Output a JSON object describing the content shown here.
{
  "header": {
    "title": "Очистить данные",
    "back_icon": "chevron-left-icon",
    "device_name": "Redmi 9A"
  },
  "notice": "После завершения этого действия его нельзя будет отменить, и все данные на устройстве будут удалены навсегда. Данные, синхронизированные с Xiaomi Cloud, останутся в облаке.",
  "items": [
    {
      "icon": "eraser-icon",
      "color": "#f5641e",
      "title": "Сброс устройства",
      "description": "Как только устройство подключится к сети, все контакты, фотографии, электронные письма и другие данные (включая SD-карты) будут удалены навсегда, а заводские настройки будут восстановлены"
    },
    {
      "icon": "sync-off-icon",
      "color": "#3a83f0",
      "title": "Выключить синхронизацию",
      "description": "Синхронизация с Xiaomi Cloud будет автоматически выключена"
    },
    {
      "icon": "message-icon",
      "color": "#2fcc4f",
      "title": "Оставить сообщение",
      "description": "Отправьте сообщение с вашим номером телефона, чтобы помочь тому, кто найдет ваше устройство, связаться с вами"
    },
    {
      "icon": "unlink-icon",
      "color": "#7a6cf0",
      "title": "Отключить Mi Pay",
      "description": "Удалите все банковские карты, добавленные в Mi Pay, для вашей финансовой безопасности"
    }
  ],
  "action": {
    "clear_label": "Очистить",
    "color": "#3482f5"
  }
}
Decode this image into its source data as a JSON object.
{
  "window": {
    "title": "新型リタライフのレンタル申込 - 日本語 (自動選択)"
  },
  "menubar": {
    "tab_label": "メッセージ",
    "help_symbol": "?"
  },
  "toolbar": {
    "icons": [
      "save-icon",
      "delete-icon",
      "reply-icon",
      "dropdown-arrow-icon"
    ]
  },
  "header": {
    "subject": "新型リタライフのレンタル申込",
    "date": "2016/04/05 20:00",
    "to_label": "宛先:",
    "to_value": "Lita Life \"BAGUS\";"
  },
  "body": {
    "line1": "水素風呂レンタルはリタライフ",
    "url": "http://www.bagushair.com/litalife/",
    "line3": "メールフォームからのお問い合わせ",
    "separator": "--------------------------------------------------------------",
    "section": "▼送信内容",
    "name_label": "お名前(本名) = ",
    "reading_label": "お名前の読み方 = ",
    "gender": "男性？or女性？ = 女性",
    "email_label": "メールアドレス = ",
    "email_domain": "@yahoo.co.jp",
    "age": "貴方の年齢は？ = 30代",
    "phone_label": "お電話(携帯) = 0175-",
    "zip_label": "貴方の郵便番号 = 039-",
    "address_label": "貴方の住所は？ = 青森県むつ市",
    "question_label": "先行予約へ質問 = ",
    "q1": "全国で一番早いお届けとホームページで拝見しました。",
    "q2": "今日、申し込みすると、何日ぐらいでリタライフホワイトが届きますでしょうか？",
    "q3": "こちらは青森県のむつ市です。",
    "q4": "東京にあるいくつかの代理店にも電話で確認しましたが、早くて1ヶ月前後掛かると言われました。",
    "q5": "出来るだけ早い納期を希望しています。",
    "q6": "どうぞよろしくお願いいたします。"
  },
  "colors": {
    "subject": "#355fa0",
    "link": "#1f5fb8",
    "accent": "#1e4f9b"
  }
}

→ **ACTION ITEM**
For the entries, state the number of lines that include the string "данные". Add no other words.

→ **RESPONSE AREA**
3